### TO DO
Lines in the listing below containing the string "username" are to be identified and copied.

### DATA SHOWN
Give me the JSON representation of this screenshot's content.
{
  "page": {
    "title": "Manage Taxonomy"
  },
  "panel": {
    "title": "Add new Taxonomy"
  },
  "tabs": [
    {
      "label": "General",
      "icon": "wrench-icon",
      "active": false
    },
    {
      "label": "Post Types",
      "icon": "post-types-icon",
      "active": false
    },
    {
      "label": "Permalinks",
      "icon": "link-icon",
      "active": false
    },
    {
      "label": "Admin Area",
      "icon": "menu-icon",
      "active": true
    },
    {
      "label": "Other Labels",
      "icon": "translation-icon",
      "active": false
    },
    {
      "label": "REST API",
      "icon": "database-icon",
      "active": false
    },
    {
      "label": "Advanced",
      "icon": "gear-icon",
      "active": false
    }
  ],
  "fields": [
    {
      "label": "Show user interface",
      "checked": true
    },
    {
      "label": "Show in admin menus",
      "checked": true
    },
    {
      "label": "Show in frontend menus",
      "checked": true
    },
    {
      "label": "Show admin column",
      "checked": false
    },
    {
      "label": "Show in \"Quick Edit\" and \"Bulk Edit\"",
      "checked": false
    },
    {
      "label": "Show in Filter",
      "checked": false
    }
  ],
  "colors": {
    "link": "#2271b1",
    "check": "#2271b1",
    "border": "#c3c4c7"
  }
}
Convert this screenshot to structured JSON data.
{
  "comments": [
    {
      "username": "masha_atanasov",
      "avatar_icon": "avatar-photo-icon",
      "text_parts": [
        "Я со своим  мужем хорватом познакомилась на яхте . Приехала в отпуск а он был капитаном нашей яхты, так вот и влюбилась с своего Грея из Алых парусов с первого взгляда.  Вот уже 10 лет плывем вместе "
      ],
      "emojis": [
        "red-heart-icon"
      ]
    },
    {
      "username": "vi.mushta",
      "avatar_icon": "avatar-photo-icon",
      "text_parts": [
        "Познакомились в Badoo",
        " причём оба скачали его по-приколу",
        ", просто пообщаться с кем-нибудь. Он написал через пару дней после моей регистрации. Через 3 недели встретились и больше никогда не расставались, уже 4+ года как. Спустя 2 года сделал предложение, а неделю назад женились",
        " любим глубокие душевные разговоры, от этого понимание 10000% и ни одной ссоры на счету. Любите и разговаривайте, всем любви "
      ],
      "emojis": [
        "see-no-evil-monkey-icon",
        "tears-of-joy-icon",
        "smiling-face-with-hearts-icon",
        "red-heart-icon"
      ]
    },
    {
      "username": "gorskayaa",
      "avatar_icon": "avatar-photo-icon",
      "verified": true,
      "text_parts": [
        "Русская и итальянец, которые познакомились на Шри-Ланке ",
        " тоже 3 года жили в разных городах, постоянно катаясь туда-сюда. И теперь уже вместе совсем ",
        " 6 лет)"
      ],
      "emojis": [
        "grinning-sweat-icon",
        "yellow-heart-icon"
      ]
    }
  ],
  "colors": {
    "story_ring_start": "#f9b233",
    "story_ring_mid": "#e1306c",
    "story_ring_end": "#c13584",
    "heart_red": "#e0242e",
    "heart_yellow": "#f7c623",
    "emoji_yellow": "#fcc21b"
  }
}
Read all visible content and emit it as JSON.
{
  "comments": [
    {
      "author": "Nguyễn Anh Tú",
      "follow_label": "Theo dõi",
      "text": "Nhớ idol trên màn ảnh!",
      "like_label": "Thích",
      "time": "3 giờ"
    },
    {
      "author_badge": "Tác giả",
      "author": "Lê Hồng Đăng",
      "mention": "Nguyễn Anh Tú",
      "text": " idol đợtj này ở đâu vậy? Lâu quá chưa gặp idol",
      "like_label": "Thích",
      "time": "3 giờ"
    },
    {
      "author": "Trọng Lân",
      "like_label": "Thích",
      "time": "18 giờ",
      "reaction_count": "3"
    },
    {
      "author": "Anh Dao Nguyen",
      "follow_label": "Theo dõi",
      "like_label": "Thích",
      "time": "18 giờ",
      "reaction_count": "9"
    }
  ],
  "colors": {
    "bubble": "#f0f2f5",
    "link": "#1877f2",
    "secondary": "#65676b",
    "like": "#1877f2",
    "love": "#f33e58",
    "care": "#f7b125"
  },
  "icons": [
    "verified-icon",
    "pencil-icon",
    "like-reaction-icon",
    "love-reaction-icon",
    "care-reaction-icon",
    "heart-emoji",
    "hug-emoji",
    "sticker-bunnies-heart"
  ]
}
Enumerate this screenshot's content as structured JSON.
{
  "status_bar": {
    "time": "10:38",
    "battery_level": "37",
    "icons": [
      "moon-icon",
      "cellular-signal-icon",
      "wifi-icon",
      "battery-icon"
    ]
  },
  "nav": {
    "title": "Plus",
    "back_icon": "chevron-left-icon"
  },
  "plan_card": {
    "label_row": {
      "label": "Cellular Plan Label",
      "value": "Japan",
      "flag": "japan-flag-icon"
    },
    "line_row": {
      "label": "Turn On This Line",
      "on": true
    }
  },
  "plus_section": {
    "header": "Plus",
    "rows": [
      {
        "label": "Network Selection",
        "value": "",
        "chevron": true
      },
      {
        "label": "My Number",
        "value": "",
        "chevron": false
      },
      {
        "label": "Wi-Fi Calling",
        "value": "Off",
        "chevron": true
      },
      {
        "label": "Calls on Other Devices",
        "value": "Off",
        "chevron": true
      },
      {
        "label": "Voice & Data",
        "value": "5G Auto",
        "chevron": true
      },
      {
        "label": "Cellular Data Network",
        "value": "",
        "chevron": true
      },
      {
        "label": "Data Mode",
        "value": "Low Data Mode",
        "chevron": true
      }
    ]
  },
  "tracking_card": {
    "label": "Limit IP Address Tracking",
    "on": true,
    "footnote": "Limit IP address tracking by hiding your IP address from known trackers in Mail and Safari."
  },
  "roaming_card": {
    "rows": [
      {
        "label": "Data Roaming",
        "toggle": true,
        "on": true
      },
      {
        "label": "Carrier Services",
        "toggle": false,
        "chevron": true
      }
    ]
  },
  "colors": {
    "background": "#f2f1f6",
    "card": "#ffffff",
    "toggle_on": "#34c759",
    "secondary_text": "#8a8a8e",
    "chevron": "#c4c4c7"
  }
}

### OUTPUT FOR THIS TASK
      "username": "masha_atanasov",
      "username": "vi.mushta",
      "username": "gorskayaa",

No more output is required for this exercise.